··· Available records ···
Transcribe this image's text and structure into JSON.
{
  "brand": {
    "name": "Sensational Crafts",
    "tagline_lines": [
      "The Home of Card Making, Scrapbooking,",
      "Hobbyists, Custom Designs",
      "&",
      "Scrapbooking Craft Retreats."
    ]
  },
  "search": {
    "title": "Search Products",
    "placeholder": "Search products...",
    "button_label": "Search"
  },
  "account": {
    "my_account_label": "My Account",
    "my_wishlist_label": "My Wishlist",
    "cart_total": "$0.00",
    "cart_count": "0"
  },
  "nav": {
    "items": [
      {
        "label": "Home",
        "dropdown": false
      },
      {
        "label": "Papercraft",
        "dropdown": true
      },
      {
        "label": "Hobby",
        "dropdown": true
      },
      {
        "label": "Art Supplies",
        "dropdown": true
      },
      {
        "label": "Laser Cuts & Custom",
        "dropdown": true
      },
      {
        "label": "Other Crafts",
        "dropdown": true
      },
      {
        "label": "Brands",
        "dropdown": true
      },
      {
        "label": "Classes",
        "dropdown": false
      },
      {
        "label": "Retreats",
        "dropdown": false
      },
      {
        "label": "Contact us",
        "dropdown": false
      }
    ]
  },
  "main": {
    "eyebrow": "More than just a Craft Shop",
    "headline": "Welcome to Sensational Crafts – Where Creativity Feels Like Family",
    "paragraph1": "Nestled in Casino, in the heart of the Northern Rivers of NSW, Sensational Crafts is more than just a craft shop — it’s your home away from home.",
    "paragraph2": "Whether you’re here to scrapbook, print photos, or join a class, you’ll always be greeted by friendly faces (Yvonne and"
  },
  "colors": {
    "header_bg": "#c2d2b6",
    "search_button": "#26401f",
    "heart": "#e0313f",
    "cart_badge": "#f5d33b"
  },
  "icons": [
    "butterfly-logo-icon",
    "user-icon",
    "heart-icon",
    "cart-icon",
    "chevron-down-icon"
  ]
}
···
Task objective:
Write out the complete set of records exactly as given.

Solution for this task:
Transcribe this image's text and structure into JSON.
{
  "brand": {
    "name": "Sensational Crafts",
    "tagline_lines": [
      "The Home of Card Making, Scrapbooking,",
      "Hobbyists, Custom Designs",
      "&",
      "Scrapbooking Craft Retreats."
    ]
  },
  "search": {
    "title": "Search Products",
    "placeholder": "Search products...",
    "button_label": "Search"
  },
  "account": {
    "my_account_label": "My Account",
    "my_wishlist_label": "My Wishlist",
    "cart_total": "$0.00",
    "cart_count": "0"
  },
  "nav": {
    "items": [
      {
        "label": "Home",
        "dropdown": false
      },
      {
        "label": "Papercraft",
        "dropdown": true
      },
      {
        "label": "Hobby",
        "dropdown": true
      },
      {
        "label": "Art Supplies",
        "dropdown": true
      },
      {
        "label": "Laser Cuts & Custom",
        "dropdown": true
      },
      {
        "label": "Other Crafts",
        "dropdown": true
      },
      {
        "label": "Brands",
        "dropdown": true
      },
      {
        "label": "Classes",
        "dropdown": false
      },
      {
        "label": "Retreats",
        "dropdown": false
      },
      {
        "label": "Contact us",
        "dropdown": false
      }
    ]
  },
  "main": {
    "eyebrow": "More than just a Craft Shop",
    "headline": "Welcome to Sensational Crafts – Where Creativity Feels Like Family",
    "paragraph1": "Nestled in Casino, in the heart of the Northern Rivers of NSW, Sensational Crafts is more than just a craft shop — it’s your home away from home.",
    "paragraph2": "Whether you’re here to scrapbook, print photos, or join a class, you’ll always be greeted by friendly faces (Yvonne and"
  },
  "colors": {
    "header_bg": "#c2d2b6",
    "search_button": "#26401f",
    "heart": "#e0313f",
    "cart_badge": "#f5d33b"
  },
  "icons": [
    "butterfly-logo-icon",
    "user-icon",
    "heart-icon",
    "cart-icon",
    "chevron-down-icon"
  ]
}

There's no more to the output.